## Activity
For every line in the material, set down an identical one.
= = =
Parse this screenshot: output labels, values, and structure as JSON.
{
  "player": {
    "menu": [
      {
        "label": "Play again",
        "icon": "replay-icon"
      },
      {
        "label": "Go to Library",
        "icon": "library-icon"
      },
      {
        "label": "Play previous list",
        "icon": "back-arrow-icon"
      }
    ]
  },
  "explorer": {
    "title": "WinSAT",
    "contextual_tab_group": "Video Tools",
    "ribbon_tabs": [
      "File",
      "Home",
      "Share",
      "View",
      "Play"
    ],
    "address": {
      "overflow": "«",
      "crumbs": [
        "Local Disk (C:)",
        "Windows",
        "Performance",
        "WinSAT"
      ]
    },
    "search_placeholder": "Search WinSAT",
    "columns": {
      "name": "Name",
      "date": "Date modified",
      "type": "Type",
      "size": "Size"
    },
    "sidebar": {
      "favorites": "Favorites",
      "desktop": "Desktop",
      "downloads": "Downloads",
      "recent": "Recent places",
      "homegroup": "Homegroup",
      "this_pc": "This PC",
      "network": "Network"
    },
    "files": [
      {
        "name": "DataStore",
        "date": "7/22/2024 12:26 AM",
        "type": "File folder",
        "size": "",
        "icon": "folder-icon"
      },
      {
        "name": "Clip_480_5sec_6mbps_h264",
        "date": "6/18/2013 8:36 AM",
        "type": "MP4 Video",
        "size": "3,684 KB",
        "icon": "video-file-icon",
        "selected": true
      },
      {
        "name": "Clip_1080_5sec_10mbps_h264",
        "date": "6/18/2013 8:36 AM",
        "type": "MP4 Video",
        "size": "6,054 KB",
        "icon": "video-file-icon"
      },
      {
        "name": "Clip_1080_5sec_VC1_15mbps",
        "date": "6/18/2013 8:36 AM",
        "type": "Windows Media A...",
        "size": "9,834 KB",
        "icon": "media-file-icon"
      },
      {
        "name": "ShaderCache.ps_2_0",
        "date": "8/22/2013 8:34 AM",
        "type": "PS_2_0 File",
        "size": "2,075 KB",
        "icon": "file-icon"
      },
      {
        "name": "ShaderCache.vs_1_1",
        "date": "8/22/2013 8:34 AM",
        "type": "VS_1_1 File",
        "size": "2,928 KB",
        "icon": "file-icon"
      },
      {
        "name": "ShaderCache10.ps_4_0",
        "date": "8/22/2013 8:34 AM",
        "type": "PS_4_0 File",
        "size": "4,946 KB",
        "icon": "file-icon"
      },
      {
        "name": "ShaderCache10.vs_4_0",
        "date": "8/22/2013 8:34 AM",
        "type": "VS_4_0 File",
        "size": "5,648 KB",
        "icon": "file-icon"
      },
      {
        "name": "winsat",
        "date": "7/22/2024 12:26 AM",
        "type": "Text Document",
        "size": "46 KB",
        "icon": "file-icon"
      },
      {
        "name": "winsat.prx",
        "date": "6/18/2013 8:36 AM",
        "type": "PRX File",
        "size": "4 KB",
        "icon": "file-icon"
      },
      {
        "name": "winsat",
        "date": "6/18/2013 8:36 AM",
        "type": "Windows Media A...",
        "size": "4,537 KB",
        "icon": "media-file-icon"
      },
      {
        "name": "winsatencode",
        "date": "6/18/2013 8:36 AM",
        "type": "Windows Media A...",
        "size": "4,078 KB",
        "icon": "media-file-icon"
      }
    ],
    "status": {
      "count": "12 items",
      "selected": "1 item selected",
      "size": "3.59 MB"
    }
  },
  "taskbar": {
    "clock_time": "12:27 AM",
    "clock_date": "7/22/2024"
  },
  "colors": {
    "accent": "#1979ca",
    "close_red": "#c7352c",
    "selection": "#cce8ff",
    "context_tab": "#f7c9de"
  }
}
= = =
## Response area
Parse this screenshot: output labels, values, and structure as JSON.
{
  "player": {
    "menu": [
      {
        "label": "Play again",
        "icon": "replay-icon"
      },
      {
        "label": "Go to Library",
        "icon": "library-icon"
      },
      {
        "label": "Play previous list",
        "icon": "back-arrow-icon"
      }
    ]
  },
  "explorer": {
    "title": "WinSAT",
    "contextual_tab_group": "Video Tools",
    "ribbon_tabs": [
      "File",
      "Home",
      "Share",
      "View",
      "Play"
    ],
    "address": {
      "overflow": "«",
      "crumbs": [
        "Local Disk (C:)",
        "Windows",
        "Performance",
        "WinSAT"
      ]
    },
    "search_placeholder": "Search WinSAT",
    "columns": {
      "name": "Name",
      "date": "Date modified",
      "type": "Type",
      "size": "Size"
    },
    "sidebar": {
      "favorites": "Favorites",
      "desktop": "Desktop",
      "downloads": "Downloads",
      "recent": "Recent places",
      "homegroup": "Homegroup",
      "this_pc": "This PC",
      "network": "Network"
    },
    "files": [
      {
        "name": "DataStore",
        "date": "7/22/2024 12:26 AM",
        "type": "File folder",
        "size": "",
        "icon": "folder-icon"
      },
      {
        "name": "Clip_480_5sec_6mbps_h264",
        "date": "6/18/2013 8:36 AM",
        "type": "MP4 Video",
        "size": "3,684 KB",
        "icon": "video-file-icon",
        "selected": true
      },
      {
        "name": "Clip_1080_5sec_10mbps_h264",
        "date": "6/18/2013 8:36 AM",
        "type": "MP4 Video",
        "size": "6,054 KB",
        "icon": "video-file-icon"
      },
      {
        "name": "Clip_1080_5sec_VC1_15mbps",
        "date": "6/18/2013 8:36 AM",
        "type": "Windows Media A...",
        "size": "9,834 KB",
        "icon": "media-file-icon"
      },
      {
        "name": "ShaderCache.ps_2_0",
        "date": "8/22/2013 8:34 AM",
        "type": "PS_2_0 File",
        "size": "2,075 KB",
        "icon": "file-icon"
      },
      {
        "name": "ShaderCache.vs_1_1",
        "date": "8/22/2013 8:34 AM",
        "type": "VS_1_1 File",
        "size": "2,928 KB",
        "icon": "file-icon"
      },
      {
        "name": "ShaderCache10.ps_4_0",
        "date": "8/22/2013 8:34 AM",
        "type": "PS_4_0 File",
        "size": "4,946 KB",
        "icon": "file-icon"
      },
      {
        "name": "ShaderCache10.vs_4_0",
        "date": "8/22/2013 8:34 AM",
        "type": "VS_4_0 File",
        "size": "5,648 KB",
        "icon": "file-icon"
      },
      {
        "name": "winsat",
        "date": "7/22/2024 12:26 AM",
        "type": "Text Document",
        "size": "46 KB",
        "icon": "file-icon"
      },
      {
        "name": "winsat.prx",
        "date": "6/18/2013 8:36 AM",
        "type": "PRX File",
        "size": "4 KB",
        "icon": "file-icon"
      },
      {
        "name": "winsat",
        "date": "6/18/2013 8:36 AM",
        "type": "Windows Media A...",
        "size": "4,537 KB",
        "icon": "media-file-icon"
      },
      {
        "name": "winsatencode",
        "date": "6/18/2013 8:36 AM",
        "type": "Windows Media A...",
        "size": "4,078 KB",
        "icon": "media-file-icon"
      }
    ],
    "status": {
      "count": "12 items",
      "selected": "1 item selected",
      "size": "3.59 MB"
    }
  },
  "taskbar": {
    "clock_time": "12:27 AM",
    "clock_date": "7/22/2024"
  },
  "colors": {
    "accent": "#1979ca",
    "close_red": "#c7352c",
    "selection": "#cce8ff",
    "context_tab": "#f7c9de"
  }
}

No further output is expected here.